TASK GOAL:
All lines of the entries with "ジェラート" in them must be listed.

INPUT MATERIAL:
☆ ☆ ☆ ☆

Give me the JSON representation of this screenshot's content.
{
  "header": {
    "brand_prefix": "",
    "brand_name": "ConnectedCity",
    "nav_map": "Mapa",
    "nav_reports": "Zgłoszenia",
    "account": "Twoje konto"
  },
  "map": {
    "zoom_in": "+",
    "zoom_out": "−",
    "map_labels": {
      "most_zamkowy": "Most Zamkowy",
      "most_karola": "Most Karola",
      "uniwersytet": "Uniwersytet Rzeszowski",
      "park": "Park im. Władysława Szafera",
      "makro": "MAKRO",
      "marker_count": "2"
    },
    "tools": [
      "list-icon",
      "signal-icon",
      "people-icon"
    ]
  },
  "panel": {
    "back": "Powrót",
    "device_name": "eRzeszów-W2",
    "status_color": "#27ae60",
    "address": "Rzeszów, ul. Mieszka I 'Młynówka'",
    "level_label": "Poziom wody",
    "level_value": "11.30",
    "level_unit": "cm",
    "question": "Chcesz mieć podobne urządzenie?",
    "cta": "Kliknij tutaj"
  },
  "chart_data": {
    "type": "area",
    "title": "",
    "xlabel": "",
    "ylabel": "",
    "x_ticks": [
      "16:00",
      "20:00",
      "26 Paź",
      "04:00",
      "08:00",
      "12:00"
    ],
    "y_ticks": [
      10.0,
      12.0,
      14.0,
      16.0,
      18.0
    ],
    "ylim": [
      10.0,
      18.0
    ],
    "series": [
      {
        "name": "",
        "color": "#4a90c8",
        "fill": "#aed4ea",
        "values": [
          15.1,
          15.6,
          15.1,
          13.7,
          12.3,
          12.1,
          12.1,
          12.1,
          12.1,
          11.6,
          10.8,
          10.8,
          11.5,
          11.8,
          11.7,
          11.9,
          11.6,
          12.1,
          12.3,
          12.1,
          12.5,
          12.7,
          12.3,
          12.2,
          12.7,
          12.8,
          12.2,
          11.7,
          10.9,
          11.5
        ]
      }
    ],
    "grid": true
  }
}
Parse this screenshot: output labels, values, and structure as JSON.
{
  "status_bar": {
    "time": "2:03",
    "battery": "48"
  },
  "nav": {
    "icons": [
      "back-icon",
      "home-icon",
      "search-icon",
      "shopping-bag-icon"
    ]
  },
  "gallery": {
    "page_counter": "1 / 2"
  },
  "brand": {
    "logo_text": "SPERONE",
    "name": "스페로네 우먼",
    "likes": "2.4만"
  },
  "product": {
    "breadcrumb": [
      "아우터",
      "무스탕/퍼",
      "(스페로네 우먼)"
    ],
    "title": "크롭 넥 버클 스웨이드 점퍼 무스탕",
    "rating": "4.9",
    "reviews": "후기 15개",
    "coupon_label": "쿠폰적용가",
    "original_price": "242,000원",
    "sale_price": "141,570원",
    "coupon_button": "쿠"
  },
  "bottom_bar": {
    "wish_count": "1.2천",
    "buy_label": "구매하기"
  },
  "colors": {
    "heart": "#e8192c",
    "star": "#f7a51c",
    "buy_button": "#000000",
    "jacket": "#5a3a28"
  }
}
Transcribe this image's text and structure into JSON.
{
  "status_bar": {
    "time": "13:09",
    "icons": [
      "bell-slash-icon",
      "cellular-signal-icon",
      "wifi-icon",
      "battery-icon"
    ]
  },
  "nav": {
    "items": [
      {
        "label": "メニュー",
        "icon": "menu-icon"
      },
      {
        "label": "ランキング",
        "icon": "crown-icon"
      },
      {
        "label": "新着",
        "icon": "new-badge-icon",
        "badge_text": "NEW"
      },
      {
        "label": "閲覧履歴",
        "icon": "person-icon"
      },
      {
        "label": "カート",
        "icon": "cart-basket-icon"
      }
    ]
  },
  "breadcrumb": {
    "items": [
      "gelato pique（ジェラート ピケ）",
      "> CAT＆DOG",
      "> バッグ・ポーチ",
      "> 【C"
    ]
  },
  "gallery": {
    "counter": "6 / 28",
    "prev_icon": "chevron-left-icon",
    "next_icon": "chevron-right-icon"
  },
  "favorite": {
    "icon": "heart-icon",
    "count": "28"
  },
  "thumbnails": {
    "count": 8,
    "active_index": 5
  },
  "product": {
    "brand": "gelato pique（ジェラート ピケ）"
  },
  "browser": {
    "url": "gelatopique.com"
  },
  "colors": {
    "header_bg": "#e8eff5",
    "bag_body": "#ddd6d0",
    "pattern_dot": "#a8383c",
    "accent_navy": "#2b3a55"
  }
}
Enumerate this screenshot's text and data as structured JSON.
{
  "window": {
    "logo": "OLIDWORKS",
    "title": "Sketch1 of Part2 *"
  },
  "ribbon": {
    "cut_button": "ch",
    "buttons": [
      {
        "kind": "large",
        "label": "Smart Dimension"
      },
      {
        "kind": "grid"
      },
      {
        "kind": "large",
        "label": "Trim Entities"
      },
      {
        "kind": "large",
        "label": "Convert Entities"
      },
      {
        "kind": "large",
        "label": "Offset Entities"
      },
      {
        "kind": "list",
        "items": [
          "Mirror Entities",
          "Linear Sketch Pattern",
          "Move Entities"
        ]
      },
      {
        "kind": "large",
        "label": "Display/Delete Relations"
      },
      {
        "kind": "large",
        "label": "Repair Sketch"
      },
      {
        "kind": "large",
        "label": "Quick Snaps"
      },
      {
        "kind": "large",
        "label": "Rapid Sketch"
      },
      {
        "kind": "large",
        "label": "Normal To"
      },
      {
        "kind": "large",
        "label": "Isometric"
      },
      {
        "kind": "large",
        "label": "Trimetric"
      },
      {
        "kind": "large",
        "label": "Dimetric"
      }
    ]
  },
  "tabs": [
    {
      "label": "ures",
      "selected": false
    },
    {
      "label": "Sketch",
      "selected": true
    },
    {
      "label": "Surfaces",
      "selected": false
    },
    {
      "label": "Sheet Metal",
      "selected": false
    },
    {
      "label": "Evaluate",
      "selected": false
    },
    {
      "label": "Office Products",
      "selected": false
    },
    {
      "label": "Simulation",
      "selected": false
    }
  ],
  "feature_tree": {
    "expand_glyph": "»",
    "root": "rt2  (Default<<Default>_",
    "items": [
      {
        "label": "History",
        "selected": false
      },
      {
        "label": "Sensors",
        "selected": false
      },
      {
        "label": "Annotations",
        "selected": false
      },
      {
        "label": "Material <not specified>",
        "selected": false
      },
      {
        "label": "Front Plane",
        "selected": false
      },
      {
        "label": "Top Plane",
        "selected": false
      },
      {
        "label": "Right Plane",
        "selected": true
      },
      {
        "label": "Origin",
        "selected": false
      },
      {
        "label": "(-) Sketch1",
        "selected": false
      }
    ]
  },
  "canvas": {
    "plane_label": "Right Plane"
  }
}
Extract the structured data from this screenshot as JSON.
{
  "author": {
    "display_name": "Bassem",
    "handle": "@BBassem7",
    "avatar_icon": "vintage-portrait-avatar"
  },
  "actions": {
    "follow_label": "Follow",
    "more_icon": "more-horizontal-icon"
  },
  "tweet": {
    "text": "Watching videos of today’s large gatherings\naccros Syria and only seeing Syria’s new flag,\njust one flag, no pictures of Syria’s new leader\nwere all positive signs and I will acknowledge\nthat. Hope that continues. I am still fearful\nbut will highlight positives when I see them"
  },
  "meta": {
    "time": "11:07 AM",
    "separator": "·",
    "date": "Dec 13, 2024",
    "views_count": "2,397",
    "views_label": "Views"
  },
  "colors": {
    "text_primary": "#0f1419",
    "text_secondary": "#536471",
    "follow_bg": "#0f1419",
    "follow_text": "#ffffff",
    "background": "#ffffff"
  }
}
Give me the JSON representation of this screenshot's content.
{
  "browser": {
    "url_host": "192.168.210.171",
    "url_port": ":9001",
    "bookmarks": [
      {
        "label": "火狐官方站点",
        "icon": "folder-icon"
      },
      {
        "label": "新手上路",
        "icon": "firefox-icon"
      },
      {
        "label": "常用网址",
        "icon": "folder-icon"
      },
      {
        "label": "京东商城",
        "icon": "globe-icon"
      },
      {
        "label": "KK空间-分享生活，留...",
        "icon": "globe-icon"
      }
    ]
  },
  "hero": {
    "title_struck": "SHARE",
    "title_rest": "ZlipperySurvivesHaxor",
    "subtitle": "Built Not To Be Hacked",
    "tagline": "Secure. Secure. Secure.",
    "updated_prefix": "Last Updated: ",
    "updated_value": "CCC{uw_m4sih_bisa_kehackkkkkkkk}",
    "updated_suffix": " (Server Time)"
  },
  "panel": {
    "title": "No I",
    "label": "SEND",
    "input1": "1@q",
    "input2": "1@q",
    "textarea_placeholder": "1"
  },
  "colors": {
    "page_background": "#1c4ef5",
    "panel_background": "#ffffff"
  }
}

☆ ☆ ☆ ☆

ANSWER TO THIS PROBLEM:
      "gelato pique（ジェラート ピケ）",
    "brand": "gelato pique（ジェラート ピケ）"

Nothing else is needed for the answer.